Work request: Retype the data below in full, keeping every character as it is.

Material supplied:
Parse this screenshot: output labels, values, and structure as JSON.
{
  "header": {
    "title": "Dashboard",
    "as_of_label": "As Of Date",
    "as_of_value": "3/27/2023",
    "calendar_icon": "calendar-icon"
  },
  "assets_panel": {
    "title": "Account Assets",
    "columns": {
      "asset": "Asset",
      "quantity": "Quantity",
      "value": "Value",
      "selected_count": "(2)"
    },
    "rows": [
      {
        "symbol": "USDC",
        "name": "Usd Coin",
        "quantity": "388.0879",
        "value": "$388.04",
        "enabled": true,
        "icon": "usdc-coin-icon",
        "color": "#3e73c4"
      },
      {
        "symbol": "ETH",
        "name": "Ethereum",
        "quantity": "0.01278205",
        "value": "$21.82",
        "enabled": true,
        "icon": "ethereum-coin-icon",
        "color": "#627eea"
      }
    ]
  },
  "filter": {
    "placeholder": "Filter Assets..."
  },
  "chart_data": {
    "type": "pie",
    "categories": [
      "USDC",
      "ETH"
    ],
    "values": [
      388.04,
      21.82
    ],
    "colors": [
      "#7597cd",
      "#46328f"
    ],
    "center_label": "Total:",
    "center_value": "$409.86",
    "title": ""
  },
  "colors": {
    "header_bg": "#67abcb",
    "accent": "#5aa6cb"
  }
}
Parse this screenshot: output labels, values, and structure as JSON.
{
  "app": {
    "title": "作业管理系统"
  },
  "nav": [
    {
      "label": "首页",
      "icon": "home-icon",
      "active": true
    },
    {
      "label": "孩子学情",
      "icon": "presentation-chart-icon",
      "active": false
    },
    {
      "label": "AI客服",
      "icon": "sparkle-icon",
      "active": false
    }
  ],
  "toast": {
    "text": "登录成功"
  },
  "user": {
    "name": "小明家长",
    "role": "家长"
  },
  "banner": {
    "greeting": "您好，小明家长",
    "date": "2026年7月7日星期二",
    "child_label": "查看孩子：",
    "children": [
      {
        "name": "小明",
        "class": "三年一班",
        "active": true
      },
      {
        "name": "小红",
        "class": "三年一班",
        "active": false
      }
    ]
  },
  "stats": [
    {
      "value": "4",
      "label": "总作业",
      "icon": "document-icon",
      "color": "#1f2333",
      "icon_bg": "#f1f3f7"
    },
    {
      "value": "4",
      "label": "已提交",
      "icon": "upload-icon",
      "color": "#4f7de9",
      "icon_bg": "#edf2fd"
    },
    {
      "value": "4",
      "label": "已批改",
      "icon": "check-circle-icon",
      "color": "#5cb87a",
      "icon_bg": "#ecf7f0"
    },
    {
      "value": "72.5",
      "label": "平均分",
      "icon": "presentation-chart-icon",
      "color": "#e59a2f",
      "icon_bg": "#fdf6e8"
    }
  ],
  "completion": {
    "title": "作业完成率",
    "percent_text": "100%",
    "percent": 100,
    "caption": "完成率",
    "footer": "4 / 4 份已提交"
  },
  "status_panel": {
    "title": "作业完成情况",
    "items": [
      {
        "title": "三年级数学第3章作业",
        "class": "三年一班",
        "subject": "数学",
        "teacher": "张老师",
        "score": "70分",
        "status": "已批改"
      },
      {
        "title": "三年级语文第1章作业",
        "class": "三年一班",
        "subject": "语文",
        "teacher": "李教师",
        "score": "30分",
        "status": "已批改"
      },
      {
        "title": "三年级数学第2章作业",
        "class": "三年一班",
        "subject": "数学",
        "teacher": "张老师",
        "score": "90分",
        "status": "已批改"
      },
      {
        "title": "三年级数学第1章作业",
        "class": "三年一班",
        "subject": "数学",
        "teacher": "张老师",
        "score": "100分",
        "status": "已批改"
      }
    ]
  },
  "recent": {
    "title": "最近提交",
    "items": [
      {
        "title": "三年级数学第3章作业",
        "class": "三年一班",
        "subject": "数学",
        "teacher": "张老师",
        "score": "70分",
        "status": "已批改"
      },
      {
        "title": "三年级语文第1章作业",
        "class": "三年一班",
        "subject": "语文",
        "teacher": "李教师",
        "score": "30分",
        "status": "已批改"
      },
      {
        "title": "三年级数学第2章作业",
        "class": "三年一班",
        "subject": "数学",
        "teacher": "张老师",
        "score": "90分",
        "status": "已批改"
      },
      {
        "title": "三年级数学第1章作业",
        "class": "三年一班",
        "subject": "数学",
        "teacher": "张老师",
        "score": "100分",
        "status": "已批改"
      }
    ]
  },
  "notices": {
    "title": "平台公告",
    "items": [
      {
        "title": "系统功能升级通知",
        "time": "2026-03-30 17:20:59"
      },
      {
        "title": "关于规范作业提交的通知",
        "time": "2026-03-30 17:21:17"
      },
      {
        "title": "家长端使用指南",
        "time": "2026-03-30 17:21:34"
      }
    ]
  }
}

Exercise response:
Parse this screenshot: output labels, values, and structure as JSON.
{
  "header": {
    "title": "Dashboard",
    "as_of_label": "As Of Date",
    "as_of_value": "3/27/2023",
    "calendar_icon": "calendar-icon"
  },
  "assets_panel": {
    "title": "Account Assets",
    "columns": {
      "asset": "Asset",
      "quantity": "Quantity",
      "value": "Value",
      "selected_count": "(2)"
    },
    "rows": [
      {
        "symbol": "USDC",
        "name": "Usd Coin",
        "quantity": "388.0879",
        "value": "$388.04",
        "enabled": true,
        "icon": "usdc-coin-icon",
        "color": "#3e73c4"
      },
      {
        "symbol": "ETH",
        "name": "Ethereum",
        "quantity": "0.01278205",
        "value": "$21.82",
        "enabled": true,
        "icon": "ethereum-coin-icon",
        "color": "#627eea"
      }
    ]
  },
  "filter": {
    "placeholder": "Filter Assets..."
  },
  "chart_data": {
    "type": "pie",
    "categories": [
      "USDC",
      "ETH"
    ],
    "values": [
      388.04,
      21.82
    ],
    "colors": [
      "#7597cd",
      "#46328f"
    ],
    "center_label": "Total:",
    "center_value": "$409.86",
    "title": ""
  },
  "colors": {
    "header_bg": "#67abcb",
    "accent": "#5aa6cb"
  }
}
Parse this screenshot: output labels, values, and structure as JSON.
{
  "app": {
    "title": "作业管理系统"
  },
  "nav": [
    {
      "label": "首页",
      "icon": "home-icon",
      "active": true
    },
    {
      "label": "孩子学情",
      "icon": "presentation-chart-icon",
      "active": false
    },
    {
      "label": "AI客服",
      "icon": "sparkle-icon",
      "active": false
    }
  ],
  "toast": {
    "text": "登录成功"
  },
  "user": {
    "name": "小明家长",
    "role": "家长"
  },
  "banner": {
    "greeting": "您好，小明家长",
    "date": "2026年7月7日星期二",
    "child_label": "查看孩子：",
    "children": [
      {
        "name": "小明",
        "class": "三年一班",
        "active": true
      },
      {
        "name": "小红",
        "class": "三年一班",
        "active": false
      }
    ]
  },
  "stats": [
    {
      "value": "4",
      "label": "总作业",
      "icon": "document-icon",
      "color": "#1f2333",
      "icon_bg": "#f1f3f7"
    },
    {
      "value": "4",
      "label": "已提交",
      "icon": "upload-icon",
      "color": "#4f7de9",
      "icon_bg": "#edf2fd"
    },
    {
      "value": "4",
      "label": "已批改",
      "icon": "check-circle-icon",
      "color": "#5cb87a",
      "icon_bg": "#ecf7f0"
    },
    {
      "value": "72.5",
      "label": "平均分",
      "icon": "presentation-chart-icon",
      "color": "#e59a2f",
      "icon_bg": "#fdf6e8"
    }
  ],
  "completion": {
    "title": "作业完成率",
    "percent_text": "100%",
    "percent": 100,
    "caption": "完成率",
    "footer": "4 / 4 份已提交"
  },
  "status_panel": {
    "title": "作业完成情况",
    "items": [
      {
        "title": "三年级数学第3章作业",
        "class": "三年一班",
        "subject": "数学",
        "teacher": "张老师",
        "score": "70分",
        "status": "已批改"
      },
      {
        "title": "三年级语文第1章作业",
        "class": "三年一班",
        "subject": "语文",
        "teacher": "李教师",
        "score": "30分",
        "status": "已批改"
      },
      {
        "title": "三年级数学第2章作业",
        "class": "三年一班",
        "subject": "数学",
        "teacher": "张老师",
        "score": "90分",
        "status": "已批改"
      },
      {
        "title": "三年级数学第1章作业",
        "class": "三年一班",
        "subject": "数学",
        "teacher": "张老师",
        "score": "100分",
        "status": "已批改"
      }
    ]
  },
  "recent": {
    "title": "最近提交",
    "items": [
      {
        "title": "三年级数学第3章作业",
        "class": "三年一班",
        "subject": "数学",
        "teacher": "张老师",
        "score": "70分",
        "status": "已批改"
      },
      {
        "title": "三年级语文第1章作业",
        "class": "三年一班",
        "subject": "语文",
        "teacher": "李教师",
        "score": "30分",
        "status": "已批改"
      },
      {
        "title": "三年级数学第2章作业",
        "class": "三年一班",
        "subject": "数学",
        "teacher": "张老师",
        "score": "90分",
        "status": "已批改"
      },
      {
        "title": "三年级数学第1章作业",
        "class": "三年一班",
        "subject": "数学",
        "teacher": "张老师",
        "score": "100分",
        "status": "已批改"
      }
    ]
  },
  "notices": {
    "title": "平台公告",
    "items": [
      {
        "title": "系统功能升级通知",
        "time": "2026-03-30 17:20:59"
      },
      {
        "title": "关于规范作业提交的通知",
        "time": "2026-03-30 17:21:17"
      },
      {
        "title": "家长端使用指南",
        "time": "2026-03-30 17:21:34"
      }
    ]
  }
}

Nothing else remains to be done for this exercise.